The 1080 poison is odourless and tasteless and is often mixed in with meat to make the poison baits. As a result the baits can be attractive to dogs to eat. The poison affects the central nervous system and cardiovascular system leading to a rapid onset of clinical signs and is frequently fatal.

What animals are at risk?

Both dogs and cats can be affected by 1080, however it is predominately dogs which present with 1080 poisoning as a result of them eating poisoned baits when exercising in bushland areas or reserves which have been baited as part of feral pest management programs.

What are the symptoms?

>p>The symptoms of 1080 poisoning can occur within 30 minutes, or up to 20 hours after the time of having eaten the bait.

Symptoms can include:

  • Anxiety and frenzied behaviour.
  • Vomiting.
  • Shaking, seizures and convulsions leading to collapse and, often rapidly, death.

  • What first aid can I do?

    If you notice your pet eat something unusual, then try to remove the source of the possible poison if found (eg poison baits), and keep pets calm whilst seeking urgent veterinary attention.

    How is it diagnosed?

    Diagnosis of 1080 poisoning is usually based on history of possible exposure and the clinical signs – which is usually seizures. A common poisoning situation is if the pet has recently been near a known 1080 baited area. There are several other poisons which cause similar clinical signs in pets.

    What else could it be?

    There are other types of poison used in feral pest management programs, including PAPP baits (para-aminopropiophenone), for which there is a potential antidote available (methylene blue), however it does have potential side effects which your vet can discuss with your further and it is not available in all veterinary hospitals. PAPP poisoning has slightly different clinical symptoms to 1080 poisoning, with the pet becoming lethargic, losing coordination and often lying down, and it can be fatal within just 1 to 2 hours.

    How can it be treated?

    The treatment of 1080 poisoning involves controlling the seizures through anaesthetising the animal, and providing supportive intravenous fluids and other medications. Pets may need to be kept under general anaesthesia for 1-2 days to allow for the seizures to pass. Treatment may take several days and the prognosis will vary depending on the amount of 1080 poison that has been absorbed.

    How can I prevent poisoning with 1080?

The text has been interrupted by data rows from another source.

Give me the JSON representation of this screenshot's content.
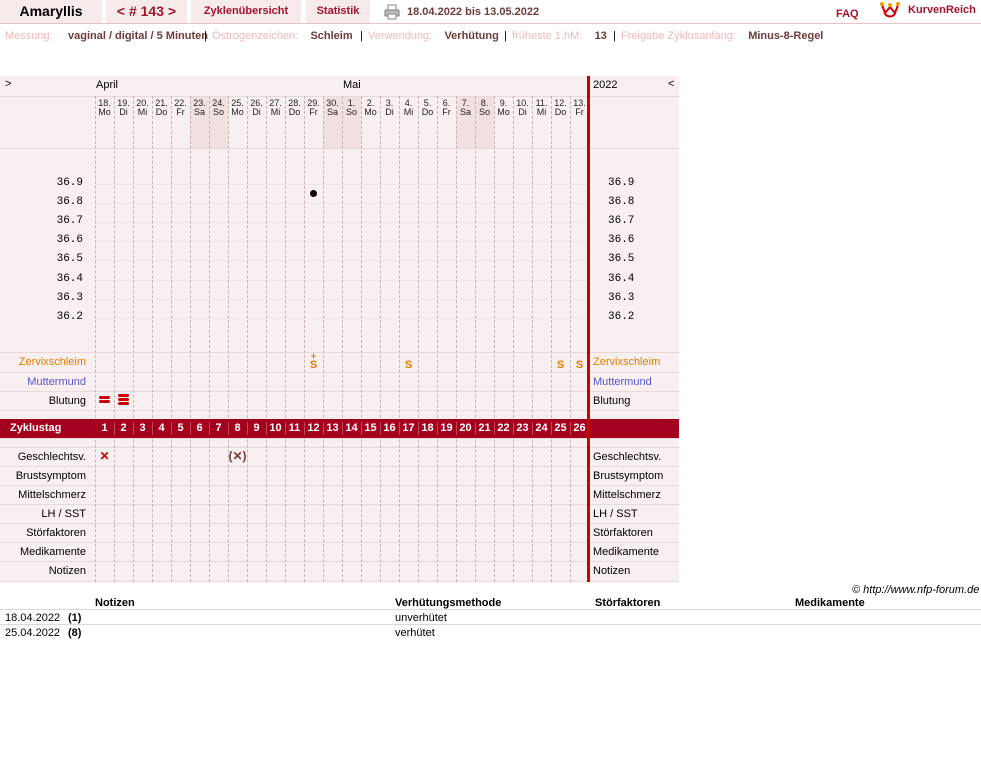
{
  "header": {
    "cycle_name": "Amaryllis",
    "cycle_nav": "< # 143 >",
    "tab_overview": "Zyklenübersicht",
    "tab_stats": "Statistik",
    "date_range": "18.04.2022 bis 13.05.2022",
    "faq": "FAQ",
    "brand": "KurvenReich"
  },
  "info": [
    {
      "label": "Messung:",
      "value": "vaginal / digital / 5 Minuten"
    },
    {
      "label": "Östrogenzeichen:",
      "value": "Schleim"
    },
    {
      "label": "Verwendung:",
      "value": "Verhütung"
    },
    {
      "label": "früheste 1.hM:",
      "value": "13"
    },
    {
      "label": "Freigabe Zyklusanfang:",
      "value": "Minus-8-Regel"
    }
  ],
  "chart": {
    "nav_left": ">",
    "nav_right": "<",
    "months": [
      {
        "label": "April",
        "start_index": 0
      },
      {
        "label": "Mai",
        "start_index": 13
      }
    ],
    "year": "2022",
    "days": [
      {
        "d": "18.",
        "w": "Mo"
      },
      {
        "d": "19.",
        "w": "Di"
      },
      {
        "d": "20.",
        "w": "Mi"
      },
      {
        "d": "21.",
        "w": "Do"
      },
      {
        "d": "22.",
        "w": "Fr"
      },
      {
        "d": "23.",
        "w": "Sa"
      },
      {
        "d": "24.",
        "w": "So"
      },
      {
        "d": "25.",
        "w": "Mo"
      },
      {
        "d": "26.",
        "w": "Di"
      },
      {
        "d": "27.",
        "w": "Mi"
      },
      {
        "d": "28.",
        "w": "Do"
      },
      {
        "d": "29.",
        "w": "Fr"
      },
      {
        "d": "30.",
        "w": "Sa"
      },
      {
        "d": "1.",
        "w": "So"
      },
      {
        "d": "2.",
        "w": "Mo"
      },
      {
        "d": "3.",
        "w": "Di"
      },
      {
        "d": "4.",
        "w": "Mi"
      },
      {
        "d": "5.",
        "w": "Do"
      },
      {
        "d": "6.",
        "w": "Fr"
      },
      {
        "d": "7.",
        "w": "Sa"
      },
      {
        "d": "8.",
        "w": "So"
      },
      {
        "d": "9.",
        "w": "Mo"
      },
      {
        "d": "10.",
        "w": "Di"
      },
      {
        "d": "11.",
        "w": "Mi"
      },
      {
        "d": "12.",
        "w": "Do"
      },
      {
        "d": "13.",
        "w": "Fr"
      }
    ],
    "temp_ticks": [
      "36.9",
      "36.8",
      "36.7",
      "36.6",
      "36.5",
      "36.4",
      "36.3",
      "36.2"
    ],
    "temperatures": [
      {
        "day": 12,
        "value": 36.85
      }
    ],
    "rows": {
      "zervix": "Zervixschleim",
      "muttermund": "Muttermund",
      "blutung": "Blutung",
      "zyklustag": "Zyklustag",
      "geschlecht": "Geschlechtsv.",
      "brust": "Brustsymptom",
      "mittel": "Mittelschmerz",
      "lh": "LH / SST",
      "stoer": "Störfaktoren",
      "medi": "Medikamente",
      "notizen": "Notizen"
    },
    "zervix_marks": [
      {
        "day": 12,
        "symbol": "S",
        "plus": "+"
      },
      {
        "day": 17,
        "symbol": "S",
        "plus": ""
      },
      {
        "day": 25,
        "symbol": "S",
        "plus": ""
      },
      {
        "day": 26,
        "symbol": "S",
        "plus": ""
      }
    ],
    "bleeding": [
      {
        "day": 1,
        "level": 2
      },
      {
        "day": 2,
        "level": 3
      }
    ],
    "intercourse": [
      {
        "day": 1,
        "symbol": "✕"
      },
      {
        "day": 8,
        "symbol": "(✕)"
      }
    ],
    "cycle_days": [
      "1",
      "2",
      "3",
      "4",
      "5",
      "6",
      "7",
      "8",
      "9",
      "10",
      "11",
      "12",
      "13",
      "14",
      "15",
      "16",
      "17",
      "18",
      "19",
      "20",
      "21",
      "22",
      "23",
      "24",
      "25",
      "26"
    ],
    "weekend_days": [
      6,
      7,
      13,
      14,
      20,
      21
    ],
    "copyright": "© http://www.nfp-forum.de"
  },
  "notes": {
    "headers": [
      "Notizen",
      "Verhütungsmethode",
      "Störfaktoren",
      "Medikamente"
    ],
    "rows": [
      {
        "date": "18.04.2022",
        "day": "(1)",
        "note": "",
        "method": "unverhütet",
        "stoer": "",
        "medi": ""
      },
      {
        "date": "25.04.2022",
        "day": "(8)",
        "note": "",
        "method": "verhütet",
        "stoer": "",
        "medi": ""
      }
    ]
  },
  "colors": {
    "brand_red": "#a4001d",
    "tab_bg": "#f7eaea",
    "zervix_orange": "#e07b00",
    "muttermund_blue": "#5555cc",
    "chart_bg": "#f8f0f0"
  }
}
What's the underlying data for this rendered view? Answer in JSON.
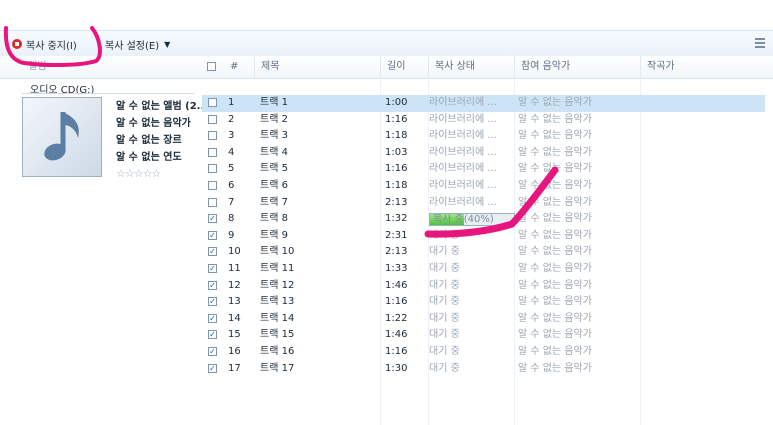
{
  "toolbar": {
    "stop_label": "복사 중지(I)",
    "settings_label": "복사 설정(E)"
  },
  "columns": {
    "album": "앨범",
    "num": "#",
    "title": "제목",
    "length": "길이",
    "status": "복사 상태",
    "artist": "참여 음악가",
    "composer": "작곡가"
  },
  "album": {
    "source": "오디오 CD(G:)",
    "name": "알 수 없는 앨범 (2...",
    "artist": "알 수 없는 음악가",
    "genre": "알 수 없는 장르",
    "year": "알 수 없는 연도",
    "rating": 0
  },
  "tracks": [
    {
      "num": "1",
      "title": "트랙 1",
      "length": "1:00",
      "status": "라이브러리에 ...",
      "artist": "알 수 없는 음악가",
      "checked": false
    },
    {
      "num": "2",
      "title": "트랙 2",
      "length": "1:16",
      "status": "라이브러리에 ...",
      "artist": "알 수 없는 음악가",
      "checked": false
    },
    {
      "num": "3",
      "title": "트랙 3",
      "length": "1:18",
      "status": "라이브러리에 ...",
      "artist": "알 수 없는 음악가",
      "checked": false
    },
    {
      "num": "4",
      "title": "트랙 4",
      "length": "1:03",
      "status": "라이브러리에 ...",
      "artist": "알 수 없는 음악가",
      "checked": false
    },
    {
      "num": "5",
      "title": "트랙 5",
      "length": "1:16",
      "status": "라이브러리에 ...",
      "artist": "알 수 없는 음악가",
      "checked": false
    },
    {
      "num": "6",
      "title": "트랙 6",
      "length": "1:18",
      "status": "라이브러리에 ...",
      "artist": "알 수 없는 음악가",
      "checked": false
    },
    {
      "num": "7",
      "title": "트랙 7",
      "length": "2:13",
      "status": "라이브러리에 ...",
      "artist": "알 수 없는 음악가",
      "checked": false
    },
    {
      "num": "8",
      "title": "트랙 8",
      "length": "1:32",
      "status": "복사 중(40%)",
      "artist": "알 수 없는 음악가",
      "checked": true,
      "progress": 0.4
    },
    {
      "num": "9",
      "title": "트랙 9",
      "length": "2:31",
      "status": "대기 중",
      "artist": "알 수 없는 음악가",
      "checked": true
    },
    {
      "num": "10",
      "title": "트랙 10",
      "length": "2:13",
      "status": "대기 중",
      "artist": "알 수 없는 음악가",
      "checked": true
    },
    {
      "num": "11",
      "title": "트랙 11",
      "length": "1:33",
      "status": "대기 중",
      "artist": "알 수 없는 음악가",
      "checked": true
    },
    {
      "num": "12",
      "title": "트랙 12",
      "length": "1:46",
      "status": "대기 중",
      "artist": "알 수 없는 음악가",
      "checked": true
    },
    {
      "num": "13",
      "title": "트랙 13",
      "length": "1:16",
      "status": "대기 중",
      "artist": "알 수 없는 음악가",
      "checked": true
    },
    {
      "num": "14",
      "title": "트랙 14",
      "length": "1:22",
      "status": "대기 중",
      "artist": "알 수 없는 음악가",
      "checked": true
    },
    {
      "num": "15",
      "title": "트랙 15",
      "length": "1:46",
      "status": "대기 중",
      "artist": "알 수 없는 음악가",
      "checked": true
    },
    {
      "num": "16",
      "title": "트랙 16",
      "length": "1:16",
      "status": "대기 중",
      "artist": "알 수 없는 음악가",
      "checked": true
    },
    {
      "num": "17",
      "title": "트랙 17",
      "length": "1:30",
      "status": "대기 중",
      "artist": "알 수 없는 음악가",
      "checked": true
    }
  ],
  "colors": {
    "selection": "#cde4f7",
    "progress": "#4fc23a",
    "stop": "#d9272e",
    "annotation": "#e8157f"
  }
}
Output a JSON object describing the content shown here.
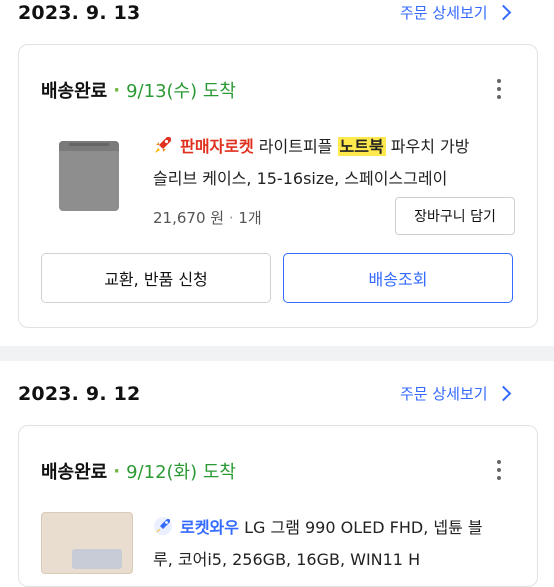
{
  "orders": [
    {
      "date": "2023. 9. 13",
      "detail_link": "주문 상세보기",
      "status": "배송완료",
      "arrival": "9/13(수) 도착",
      "badge": "판매자로켓",
      "title_before": "라이트피플",
      "title_highlight": "노트북",
      "title_after": "파우치 가방",
      "title_line2": "슬리브 케이스, 15-16size, 스페이스그레이",
      "price": "21,670 원",
      "quantity": "1개",
      "cart_button": "장바구니 담기",
      "exchange_button": "교환, 반품 신청",
      "tracking_button": "배송조회"
    },
    {
      "date": "2023. 9. 12",
      "detail_link": "주문 상세보기",
      "status": "배송완료",
      "arrival": "9/12(화) 도착",
      "badge": "로켓와우",
      "title_before": "LG 그램 990 OLED FHD, 넵튠 블",
      "title_line2": "루, 코어i5, 256GB, 16GB, WIN11 H"
    }
  ],
  "colors": {
    "accent_blue": "#346aff",
    "arrival_green": "#2c9a34",
    "seller_rocket_red": "#e0301e",
    "highlight_yellow": "#ffe94d"
  },
  "icons": [
    "rocket-icon",
    "chevron-right-icon",
    "more-vertical-icon"
  ]
}
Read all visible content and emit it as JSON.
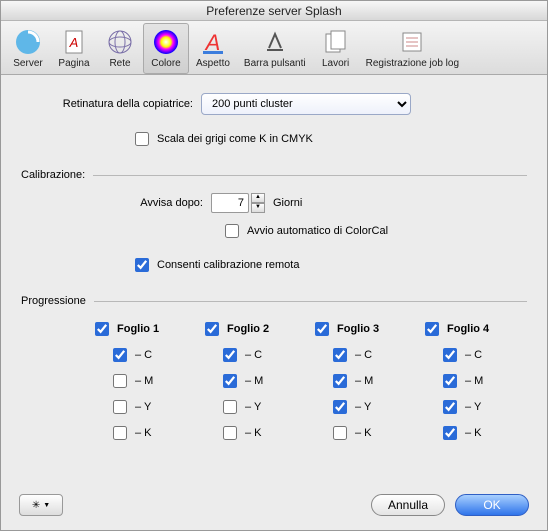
{
  "window": {
    "title": "Preferenze server Splash"
  },
  "toolbar": {
    "items": [
      {
        "id": "server",
        "label": "Server"
      },
      {
        "id": "pagina",
        "label": "Pagina"
      },
      {
        "id": "rete",
        "label": "Rete"
      },
      {
        "id": "colore",
        "label": "Colore",
        "selected": true
      },
      {
        "id": "aspetto",
        "label": "Aspetto"
      },
      {
        "id": "barra",
        "label": "Barra pulsanti"
      },
      {
        "id": "lavori",
        "label": "Lavori"
      },
      {
        "id": "reglog",
        "label": "Registrazione job log"
      }
    ]
  },
  "retinatura": {
    "label": "Retinatura della copiatrice:",
    "selected": "200 punti cluster"
  },
  "grayscale_as_k": {
    "label": "Scala dei grigi come K in CMYK",
    "checked": false
  },
  "calibration": {
    "header": "Calibrazione:",
    "warn_label": "Avvisa dopo:",
    "warn_value": "7",
    "warn_unit": "Giorni",
    "auto_colorcal": {
      "label": "Avvio automatico di ColorCal",
      "checked": false
    },
    "remote": {
      "label": "Consenti calibrazione remota",
      "checked": true
    }
  },
  "progression": {
    "header": "Progressione",
    "sheets": [
      {
        "name": "Foglio 1",
        "checked": true,
        "C": true,
        "M": false,
        "Y": false,
        "K": false
      },
      {
        "name": "Foglio 2",
        "checked": true,
        "C": true,
        "M": true,
        "Y": false,
        "K": false
      },
      {
        "name": "Foglio 3",
        "checked": true,
        "C": true,
        "M": true,
        "Y": true,
        "K": false
      },
      {
        "name": "Foglio 4",
        "checked": true,
        "C": true,
        "M": true,
        "Y": true,
        "K": true
      }
    ],
    "channel_labels": {
      "C": "– C",
      "M": "– M",
      "Y": "– Y",
      "K": "– K"
    }
  },
  "footer": {
    "cancel": "Annulla",
    "ok": "OK"
  }
}
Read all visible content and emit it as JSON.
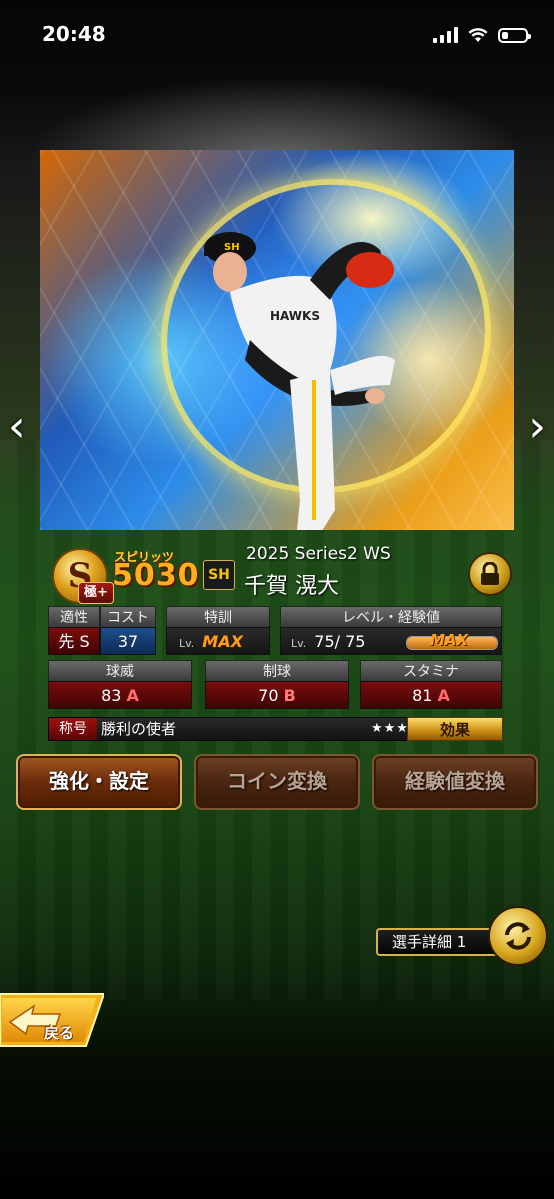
{
  "status_bar": {
    "time": "20:48"
  },
  "card": {
    "rank": "S",
    "rank_sub": "極+",
    "spirits_label": "スピリッツ",
    "spirits_value": "5030",
    "team_logo": "SH",
    "series": "2025 Series2 WS",
    "player_name": "千賀 滉大"
  },
  "stats": {
    "aptitude_header": "適性",
    "aptitude_value": "先 S",
    "cost_header": "コスト",
    "cost_value": "37",
    "training_header": "特訓",
    "training_lv": "Lv.",
    "training_value": "MAX",
    "level_header": "レベル・経験値",
    "level_lv": "Lv.",
    "level_value": "75/ 75",
    "exp_value": "MAX",
    "exp_fraction": 1.0,
    "velocity_header": "球威",
    "velocity_value": "83",
    "velocity_grade": "A",
    "control_header": "制球",
    "control_value": "70",
    "control_grade": "B",
    "stamina_header": "スタミナ",
    "stamina_value": "81",
    "stamina_grade": "A"
  },
  "title_row": {
    "tag": "称号",
    "text": "勝利の使者",
    "stars": "★★★",
    "effect_button": "効果"
  },
  "actions": {
    "strengthen": "強化・設定",
    "coin_convert": "コイン変換",
    "exp_convert": "経験値変換"
  },
  "detail": {
    "label": "選手詳細 1"
  },
  "back": {
    "label": "戻る"
  },
  "colors": {
    "accent_gold": "#e3b15a",
    "spirits_orange": "#ffb01f",
    "grade_red": "#ff6b6b"
  }
}
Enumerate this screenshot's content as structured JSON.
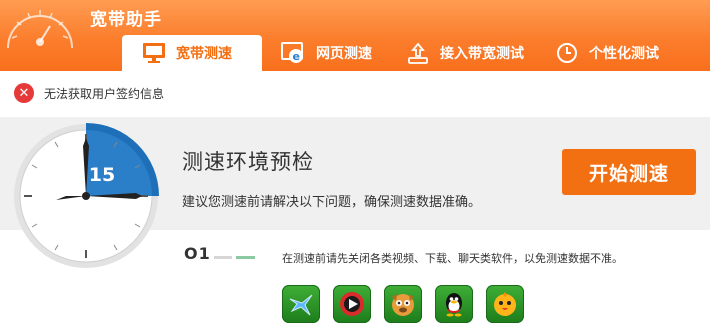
{
  "app": {
    "title": "宽带助手"
  },
  "tabs": [
    {
      "label": "宽带测速",
      "icon": "monitor-icon",
      "active": true
    },
    {
      "label": "网页测速",
      "icon": "ie-browser-icon",
      "active": false
    },
    {
      "label": "接入带宽测试",
      "icon": "upload-icon",
      "active": false
    },
    {
      "label": "个性化测试",
      "icon": "clock-icon",
      "active": false
    }
  ],
  "notice": {
    "icon": "error-x-icon",
    "text": "无法获取用户签约信息"
  },
  "panel": {
    "timer_value": "15",
    "title": "测速环境预检",
    "description": "建议您测速前请解决以下问题，确保测速数据准确。",
    "start_button": "开始测速"
  },
  "step": {
    "number": "O1",
    "text": "在测速前请先关闭各类视频、下载、聊天类软件，以免测速数据不准。",
    "apps": [
      {
        "icon": "xunlei-bird-icon"
      },
      {
        "icon": "video-player-icon"
      },
      {
        "icon": "dog-mascot-icon"
      },
      {
        "icon": "qq-penguin-icon"
      },
      {
        "icon": "chick-mascot-icon"
      }
    ]
  },
  "colors": {
    "brand_orange": "#f26f12",
    "clock_blue": "#1f6fb8",
    "app_green": "#2e9a2a",
    "error_red": "#e63a3a"
  }
}
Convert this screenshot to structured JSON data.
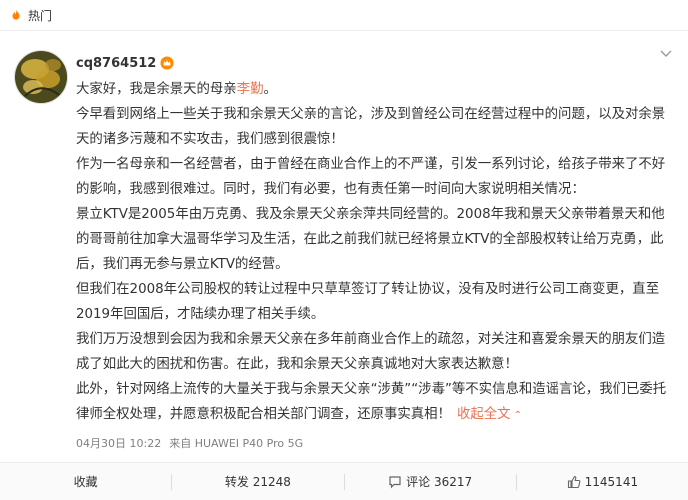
{
  "hot_bar": {
    "label": "热门",
    "icon": "flame-icon"
  },
  "post": {
    "username": "cq8764512",
    "badge_icon": "crown-badge-icon",
    "paragraphs": {
      "p1_before": "大家好，我是余景天的母亲",
      "p1_mention": "李勤",
      "p1_after": "。",
      "p2": "今早看到网络上一些关于我和余景天父亲的言论，涉及到曾经公司在经营过程中的问题，以及对余景天的诸多污蔑和不实攻击，我们感到很震惊！",
      "p3": "作为一名母亲和一名经营者，由于曾经在商业合作上的不严谨，引发一系列讨论，给孩子带来了不好的影响，我感到很难过。同时，我们有必要，也有责任第一时间向大家说明相关情况：",
      "p4": "景立KTV是2005年由万克勇、我及余景天父亲余萍共同经营的。2008年我和景天父亲带着景天和他的哥哥前往加拿大温哥华学习及生活，在此之前我们就已经将景立KTV的全部股权转让给万克勇，此后，我们再无参与景立KTV的经营。",
      "p5": "但我们在2008年公司股权的转让过程中只草草签订了转让协议，没有及时进行公司工商变更，直至2019年回国后，才陆续办理了相关手续。",
      "p6": "我们万万没想到会因为我和余景天父亲在多年前商业合作上的疏忽，对关注和喜爱余景天的朋友们造成了如此大的困扰和伤害。在此，我和余景天父亲真诚地对大家表达歉意！",
      "p7": "此外，针对网络上流传的大量关于我与余景天父亲“涉黄”“涉毒”等不实信息和造谣言论，我们已委托律师全权处理，并愿意积极配合相关部门调查，还原事实真相！"
    },
    "expand_label": "收起全文",
    "timestamp": "04月30日 10:22",
    "source": "来自 HUAWEI P40 Pro 5G"
  },
  "actions": {
    "favorite": "收藏",
    "repost": "转发 21248",
    "comment": "评论 36217",
    "like": "1145141"
  },
  "colors": {
    "accent": "#eb7350",
    "text": "#333333",
    "meta": "#808080"
  }
}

    Generally if 1080 poison baits have been used as part of feral pest management programs in bushland areas, then there will be warning signs placed nearby to warn pet owners. So take heed of any warning signs and avoid baited areas with your pet. Working dogs can be muzzled if accessing baited areas, and otherwise keeping your pet on a leash is advisable if visiting potentially baited areas. If you are unsure about exercising your pet in a particular area of bushland, then seek local advice from rangers, local Councils or veterinary practices to find out if 1080 poison baits are being used in the local area. You may also be able to undertake avoidance training as part of your behaviour training with your pet to try and teach them not to eat discarded food items.